Chapter 1

New Orleans:

A Caribbean Metropolis of the Senses

When on August 29, 2005 Hurricane Katrina destroyed large parts of New Orleans prominent Americans suggested giving up the city for good, particularly the low-lying, mostly black neighborhoods. At the time forty-seven percent of Americans polled by CNN shared this view. Certain state legislators reasoned that God had finally intervened to eliminate the sores of poverty and crime in the Black projects. Religious leaders interpreted Katrina as God’s punishment for a sensuous, hedonistic, and homosexual city.1Sin City, America’s version of Sodom and Gomorrha,“had it coming.” It was pointed out to those who held this view that something must have gone wrong. For God destroyed the houses of church-going Blacks and of white Catholics in St. Bernard, but spared the houses of gay whites in the French quarter and the Garden District. This raises the serious question of whether God is just or, as one wag put it, “whether she is gay.” Mayor Ray Nagin came up with yet another topical explanation: Katrina was God’s punishment of George W. Bush for starting the Iraq war. But he also reminded his countrymen: “Whenever anywhere in the world New Orleans is mentioned eyes light up.” His boosterism was well taken: While the cultural heritage of New Orleans remains largely invisible to the North American public and sometimes even to local citizens, it is appreciated throughout the world. Most of it, food, sex, music, dance, and religion, belongs to the world of the senses and is embedded in the popular expressive arts. Hence it lacks moral legitimacy or prestige at home. New Yorkers and Bostonians of “property and standing” are falling over each other trying to “save Venice”, yet few of these would lift a finger to save New Orleans. This tacit habit of the heart is due to the negative role New Orleans had acquired in the nation’s libidinal economy. For many Americans (including George W. Bush) New Orleans had become the metropolis of transgressions: the Big Easy.2 While before Katrina Americans loved to sow their wild oats in the city “that care forgot”, they did so clandestinely and always with a bad conscience. Admittedly New Orleans has over time also become a symbol of graft and corruption and it clearly lacks the civic tradition of say Seattle or Minneapolis. Long before Katrina the city had gone into economic decline. And in this coincidence of material neglect, civic decline and sensual attraction lies the problem of judging its merits. The cultural capital of the city that might help to compensate for the lack of a civic culture is deeply compromised; for it lies buried in a complex history of satisfying the senses. This conflict-ridden tradition needs to be rescued from benign neglect and defended against moral censure; for it treasures those sedimentations, which give New Orleans its spectacular urban aura, a synaesthesia of sight, sound, taste, smell and touch which is felt most keenly when it is gone. The anthem of New Orleans captures the sensory quality of this deprivation well:

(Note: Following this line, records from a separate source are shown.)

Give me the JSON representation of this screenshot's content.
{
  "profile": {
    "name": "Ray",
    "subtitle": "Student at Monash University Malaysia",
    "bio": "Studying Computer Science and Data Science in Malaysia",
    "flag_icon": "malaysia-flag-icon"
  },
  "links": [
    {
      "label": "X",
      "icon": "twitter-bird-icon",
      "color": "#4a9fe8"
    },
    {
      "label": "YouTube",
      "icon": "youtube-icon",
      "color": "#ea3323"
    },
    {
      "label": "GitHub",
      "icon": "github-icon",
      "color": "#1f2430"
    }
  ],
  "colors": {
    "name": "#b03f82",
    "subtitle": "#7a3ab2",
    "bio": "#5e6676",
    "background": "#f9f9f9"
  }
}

Lesen Sie weiter in der vollständigen Ausgabe!

Lesen Sie weiter in der vollständigen Ausgabe!

Lesen Sie weiter in der vollständigen Ausgabe!

Lesen Sie weiter in der vollständigen Ausgabe!

Lesen Sie weiter in der vollständigen Ausgabe!

Lesen Sie weiter in der vollständigen Ausgabe!

Lesen Sie weiter in der vollständigen Ausgabe!

Lesen Sie weiter in der vollständigen Ausgabe!

Lesen Sie weiter in der vollständigen Ausgabe!

Lesen Sie weiter in der vollständigen Ausgabe!

Lesen Sie weiter in der vollständigen Ausgabe!

Lesen Sie weiter in der vollständigen Ausgabe!

Lesen Sie weiter in der vollständigen Ausgabe!